**** GIVEN RECORDS ****

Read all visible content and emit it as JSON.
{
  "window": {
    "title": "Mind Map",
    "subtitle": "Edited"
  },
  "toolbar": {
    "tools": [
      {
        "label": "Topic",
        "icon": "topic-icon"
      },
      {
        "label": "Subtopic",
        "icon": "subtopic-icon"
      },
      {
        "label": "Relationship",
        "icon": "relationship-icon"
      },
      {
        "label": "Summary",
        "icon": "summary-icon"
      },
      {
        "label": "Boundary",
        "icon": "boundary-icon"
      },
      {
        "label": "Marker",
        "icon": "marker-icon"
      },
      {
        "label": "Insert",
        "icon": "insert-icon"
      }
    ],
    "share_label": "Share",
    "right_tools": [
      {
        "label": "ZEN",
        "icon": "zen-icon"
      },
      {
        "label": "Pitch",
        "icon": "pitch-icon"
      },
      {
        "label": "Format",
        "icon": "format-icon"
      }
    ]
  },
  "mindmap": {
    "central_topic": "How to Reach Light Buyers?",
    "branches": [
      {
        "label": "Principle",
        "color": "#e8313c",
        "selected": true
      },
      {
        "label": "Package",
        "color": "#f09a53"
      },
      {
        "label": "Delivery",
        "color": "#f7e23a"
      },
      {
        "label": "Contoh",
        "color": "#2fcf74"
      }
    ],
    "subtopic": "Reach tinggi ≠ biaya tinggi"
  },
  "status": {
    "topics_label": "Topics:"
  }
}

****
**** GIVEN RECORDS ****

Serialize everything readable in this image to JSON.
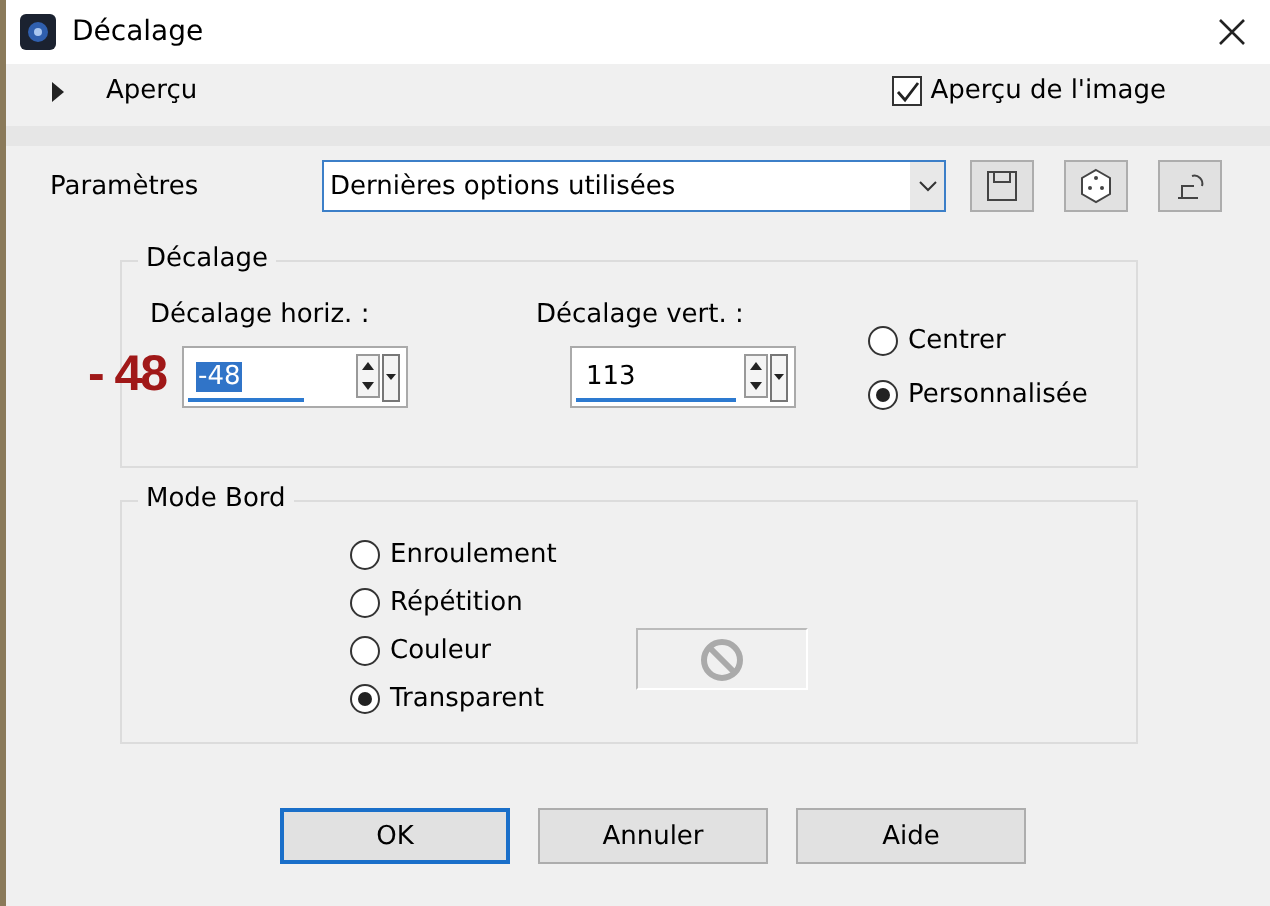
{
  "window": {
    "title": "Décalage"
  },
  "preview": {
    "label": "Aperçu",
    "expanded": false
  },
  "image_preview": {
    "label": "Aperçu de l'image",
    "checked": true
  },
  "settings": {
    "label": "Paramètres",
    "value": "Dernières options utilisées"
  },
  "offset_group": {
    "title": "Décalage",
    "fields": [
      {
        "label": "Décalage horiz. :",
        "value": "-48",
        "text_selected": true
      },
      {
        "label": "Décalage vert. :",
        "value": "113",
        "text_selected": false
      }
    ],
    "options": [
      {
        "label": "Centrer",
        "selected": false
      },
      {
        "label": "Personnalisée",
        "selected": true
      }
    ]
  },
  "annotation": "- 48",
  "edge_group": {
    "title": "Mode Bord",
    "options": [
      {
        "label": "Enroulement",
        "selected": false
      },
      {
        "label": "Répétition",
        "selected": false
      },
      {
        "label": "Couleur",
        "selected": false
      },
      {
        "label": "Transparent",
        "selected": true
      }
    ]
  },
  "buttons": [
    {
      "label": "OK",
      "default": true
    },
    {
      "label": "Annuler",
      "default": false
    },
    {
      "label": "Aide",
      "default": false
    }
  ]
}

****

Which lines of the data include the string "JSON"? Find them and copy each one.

Read all visible content and emit it as JSON.
Serialize everything readable in this image to JSON.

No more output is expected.